Here is her first installment:
This past summer I learned of a technique called No-Till Gardening. It is pretty self explanatory. It is a method that utilizes the soils own ability to renew itself (think the forest floor). If given the right materials and time, the flora and fauna in the soil will till it for you. I needed a way to work the soil in my raised beds that was user friendly. So I began searching the web. I ran across this method and had a eureka moment. The method uses mulch, mulch, and more mulch. Any and every kind of mulch. I had some old corn husk hay bales that were decomposing into a lovely black soil, so I broke those apart and spread over both raised beds. I tried to find every worm that was in them and keep them in the mulch. This provided many useful things to my raised beds. Before, the crust of the soil was very hard and dried out quickly; almost immediately after applying the mulch, the soil began to loosen and retained more moisture due to the mulch covering. I also added table scraps and grass clippings over the course of the summer. This treatment also ended the takeover attempt by Bermuda grass. It did not completely control it, but made it much easier to pull up. And it did lessen the amount of Bermuda that showed up.

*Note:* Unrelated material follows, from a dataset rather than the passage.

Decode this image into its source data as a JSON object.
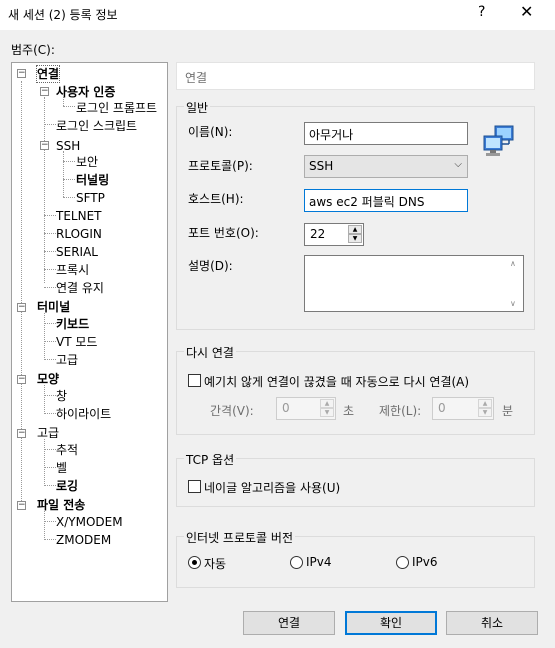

Several problems I have since learned about … the first, when things decompose it locks up most of the nitrogen in the soil. Adding green grass clippings and table scraps caused some nitrogen deficiency problems. This can be rectified by putting the grass in a compost bin for a few weeks with the table scraps then applying it. One of the other problems will be this spring when I want to sow seeds directly into the garden. I will have to brush aside the mulch covering to get to the soil providing a place for the seeds as well as for weeds. I do not know what will happen.